----- Data to use -----

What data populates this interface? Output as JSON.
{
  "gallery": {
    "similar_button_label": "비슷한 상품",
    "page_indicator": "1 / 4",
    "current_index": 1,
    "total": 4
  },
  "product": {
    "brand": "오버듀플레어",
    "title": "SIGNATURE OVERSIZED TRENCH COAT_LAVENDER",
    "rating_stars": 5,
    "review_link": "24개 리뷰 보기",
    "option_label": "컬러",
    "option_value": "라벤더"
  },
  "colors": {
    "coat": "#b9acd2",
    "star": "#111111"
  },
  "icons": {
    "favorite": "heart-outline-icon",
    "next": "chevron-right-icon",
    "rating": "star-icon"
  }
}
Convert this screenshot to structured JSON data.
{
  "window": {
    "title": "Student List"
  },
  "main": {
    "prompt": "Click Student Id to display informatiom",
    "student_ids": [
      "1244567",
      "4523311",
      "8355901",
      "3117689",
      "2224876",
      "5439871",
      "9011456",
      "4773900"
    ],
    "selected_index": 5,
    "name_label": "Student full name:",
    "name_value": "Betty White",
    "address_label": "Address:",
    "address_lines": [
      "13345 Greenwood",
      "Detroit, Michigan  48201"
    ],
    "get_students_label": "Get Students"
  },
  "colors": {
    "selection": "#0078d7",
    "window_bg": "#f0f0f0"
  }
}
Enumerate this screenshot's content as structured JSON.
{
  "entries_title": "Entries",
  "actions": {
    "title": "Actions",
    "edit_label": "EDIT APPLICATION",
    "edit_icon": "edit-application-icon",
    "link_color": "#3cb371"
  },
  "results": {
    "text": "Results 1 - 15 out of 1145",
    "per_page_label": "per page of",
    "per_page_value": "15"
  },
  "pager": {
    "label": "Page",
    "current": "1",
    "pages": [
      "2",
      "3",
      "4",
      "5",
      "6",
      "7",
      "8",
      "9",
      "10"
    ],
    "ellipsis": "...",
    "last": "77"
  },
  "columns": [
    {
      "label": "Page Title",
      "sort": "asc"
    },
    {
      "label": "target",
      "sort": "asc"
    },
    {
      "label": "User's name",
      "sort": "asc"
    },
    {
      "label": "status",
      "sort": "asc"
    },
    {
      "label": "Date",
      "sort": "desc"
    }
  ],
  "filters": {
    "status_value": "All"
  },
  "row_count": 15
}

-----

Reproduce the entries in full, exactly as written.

**Completed task**
What data populates this interface? Output as JSON.
{
  "gallery": {
    "similar_button_label": "비슷한 상품",
    "page_indicator": "1 / 4",
    "current_index": 1,
    "total": 4
  },
  "product": {
    "brand": "오버듀플레어",
    "title": "SIGNATURE OVERSIZED TRENCH COAT_LAVENDER",
    "rating_stars": 5,
    "review_link": "24개 리뷰 보기",
    "option_label": "컬러",
    "option_value": "라벤더"
  },
  "colors": {
    "coat": "#b9acd2",
    "star": "#111111"
  },
  "icons": {
    "favorite": "heart-outline-icon",
    "next": "chevron-right-icon",
    "rating": "star-icon"
  }
}
Convert this screenshot to structured JSON data.
{
  "window": {
    "title": "Student List"
  },
  "main": {
    "prompt": "Click Student Id to display informatiom",
    "student_ids": [
      "1244567",
      "4523311",
      "8355901",
      "3117689",
      "2224876",
      "5439871",
      "9011456",
      "4773900"
    ],
    "selected_index": 5,
    "name_label": "Student full name:",
    "name_value": "Betty White",
    "address_label": "Address:",
    "address_lines": [
      "13345 Greenwood",
      "Detroit, Michigan  48201"
    ],
    "get_students_label": "Get Students"
  },
  "colors": {
    "selection": "#0078d7",
    "window_bg": "#f0f0f0"
  }
}
Enumerate this screenshot's content as structured JSON.
{
  "entries_title": "Entries",
  "actions": {
    "title": "Actions",
    "edit_label": "EDIT APPLICATION",
    "edit_icon": "edit-application-icon",
    "link_color": "#3cb371"
  },
  "results": {
    "text": "Results 1 - 15 out of 1145",
    "per_page_label": "per page of",
    "per_page_value": "15"
  },
  "pager": {
    "label": "Page",
    "current": "1",
    "pages": [
      "2",
      "3",
      "4",
      "5",
      "6",
      "7",
      "8",
      "9",
      "10"
    ],
    "ellipsis": "...",
    "last": "77"
  },
  "columns": [
    {
      "label": "Page Title",
      "sort": "asc"
    },
    {
      "label": "target",
      "sort": "asc"
    },
    {
      "label": "User's name",
      "sort": "asc"
    },
    {
      "label": "status",
      "sort": "asc"
    },
    {
      "label": "Date",
      "sort": "desc"
    }
  ],
  "filters": {
    "status_value": "All"
  },
  "row_count": 15
}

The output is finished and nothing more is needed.